What remains is their class conceit—their “inhumane arrogance”—in relation to the working class. In 1968, this had its roots in a distrust of any kind of mass movement, which drew from the ideology of the Frankfurt School, or took the form of a glorification of Stalinism in the form of Maoism. Today, many of the leading lights of these movements are in the forefront of the campaign to revive German imperialist war policy.

**
Notes

[1] Manifesto of the 93 here.

[2] Jeffrey Verhey: The Spirit of 1914: Militarism, Myth, and Mobilization in Germany, CUP 2000

[3] Wolfgang Kruse: Eine Welt von Feinden. Der Große Krieg 1914-1918, Frankfurt a.M. 1997

[4] Ernst Piper: Nacht über Europa, Berlin 2013; Volker Ullrich: Die nervöse Großmacht 1871-1918, Frankfurt a.M., 1997, 2013

[5] Quote from Aufrufe und Reden deutscher Professoren im Ersten Weltkrieg, Reclam, 1975, 2014

Viking treasure discovery in Scotland


This video says about itself:

Metal detectorist finds Britain’s biggest ever haul of Viking treasure

12 October 2014

The largest haul of Viking treasure ever found in Britain has been unearthed by a metal detector enthusiast, it was revealed today.The discovery was found on Church of Scotland land after the detectorist painstakingly searched the unidentified area in Dumfries and Galloway for more than a year.

From STV in Scotland:

‘Significant’ Viking treasure found in Dumfries and Galloway
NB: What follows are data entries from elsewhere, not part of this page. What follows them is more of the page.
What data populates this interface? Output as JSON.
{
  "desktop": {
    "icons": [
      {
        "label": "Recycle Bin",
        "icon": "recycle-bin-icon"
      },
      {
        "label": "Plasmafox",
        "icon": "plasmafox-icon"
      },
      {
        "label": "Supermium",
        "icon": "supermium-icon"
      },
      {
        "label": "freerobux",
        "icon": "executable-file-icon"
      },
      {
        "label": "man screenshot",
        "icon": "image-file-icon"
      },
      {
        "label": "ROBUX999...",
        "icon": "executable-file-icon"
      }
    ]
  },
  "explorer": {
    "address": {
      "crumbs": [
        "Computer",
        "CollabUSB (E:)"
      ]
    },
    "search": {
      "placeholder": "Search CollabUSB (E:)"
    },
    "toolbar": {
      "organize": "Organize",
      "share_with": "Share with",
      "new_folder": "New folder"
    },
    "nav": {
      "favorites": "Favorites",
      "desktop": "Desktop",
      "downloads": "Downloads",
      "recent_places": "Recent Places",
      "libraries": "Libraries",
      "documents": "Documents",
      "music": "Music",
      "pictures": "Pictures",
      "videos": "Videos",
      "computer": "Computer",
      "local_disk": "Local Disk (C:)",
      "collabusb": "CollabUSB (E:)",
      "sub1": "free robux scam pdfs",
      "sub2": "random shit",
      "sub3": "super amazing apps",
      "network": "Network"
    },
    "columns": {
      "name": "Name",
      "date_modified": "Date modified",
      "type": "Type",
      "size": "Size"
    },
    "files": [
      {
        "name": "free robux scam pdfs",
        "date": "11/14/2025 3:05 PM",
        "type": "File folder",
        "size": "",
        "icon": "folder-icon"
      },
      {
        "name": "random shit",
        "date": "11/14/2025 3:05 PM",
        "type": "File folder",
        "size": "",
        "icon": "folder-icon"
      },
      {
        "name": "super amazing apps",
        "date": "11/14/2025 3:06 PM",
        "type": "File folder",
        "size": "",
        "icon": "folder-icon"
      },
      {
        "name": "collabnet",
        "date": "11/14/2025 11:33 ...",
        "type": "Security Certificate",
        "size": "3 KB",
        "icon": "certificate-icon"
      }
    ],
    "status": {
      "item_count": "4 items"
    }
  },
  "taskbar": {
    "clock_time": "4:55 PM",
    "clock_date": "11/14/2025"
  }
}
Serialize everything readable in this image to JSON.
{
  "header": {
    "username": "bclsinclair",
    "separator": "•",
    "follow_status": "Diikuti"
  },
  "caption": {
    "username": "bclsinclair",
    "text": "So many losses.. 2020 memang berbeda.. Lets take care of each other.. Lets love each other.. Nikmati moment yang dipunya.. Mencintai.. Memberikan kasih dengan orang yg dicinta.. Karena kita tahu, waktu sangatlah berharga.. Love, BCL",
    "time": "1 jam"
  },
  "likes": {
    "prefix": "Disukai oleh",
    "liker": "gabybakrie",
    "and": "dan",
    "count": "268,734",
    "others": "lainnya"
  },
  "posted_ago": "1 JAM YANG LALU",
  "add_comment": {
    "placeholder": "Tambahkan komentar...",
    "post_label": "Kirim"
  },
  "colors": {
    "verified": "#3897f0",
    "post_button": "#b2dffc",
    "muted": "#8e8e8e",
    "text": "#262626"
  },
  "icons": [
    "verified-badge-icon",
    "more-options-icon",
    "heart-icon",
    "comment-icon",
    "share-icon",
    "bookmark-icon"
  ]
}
12 October 2014 12:31 BST

A hoard of Viking treasure found in Dumfries and Galloway has been described one of the most significant archaeological finds [in] Scottish history.

Early indication suggest there are over 100 artefacts, comprising several gold objects.

The hoard also included a complete metal vessel containing more objects. This has not yet been emptied and the first step will be to examine its contents by x-ray techniques.

Experts have begun to examine the finds, but it is already clear that this is one of the most significant Viking hoards ever discovered in Scotland.

Head of the Treasure Trove Unit Stuart Campbell, who is overseeing the recovery and assessment of the find, said: “This is a very important and significant find and has required the close cooperation of Historic Scotland with Treasure Trove Unit and National Museums Scotland staff to recover the fascinating items it contains.

“Due to the quantity and variety of the objects, and the importance of the find overall, it will take some time for experts to assess the hoard as a whole so that we can appreciate its true significance.

“We look forward to learning more.”

Fiona Hyslop, Cabinet Secretary for Culture and External Affairs said: “The Vikings were well known for having raided these shores in the past, but today we can appreciate what they have left behind, with this wonderful addition to Scotland’s cultural heritage.

“It’s clear that these artefacts are of great value in themselves, but their greatest value will be in what they can contribute to our understanding of life in early medieval Scotland, and what they tell us about the interaction between the different peoples in these islands at that time.

“The Dumfries hoard opens a fascinating window on a formative period in the story of Scotland and just goes to show how important our archaeological heritage in Scotland continues to be.

“As ever, the Scottish Government will work to facilitate and support the discovery, analysis and exhibiting of finds like this, for the benefit of people here and abroad. With that in mind I would like to echo the praise for the responsible behaviour of the metal detectorists: without their continued cooperation this would not be possible.”

The location of the find is not being revealed. The Scottish Government, Treasure Trove Unit and Historic Scotland are all involved in ensuring the area is properly protected while the full historical significance of the site is established.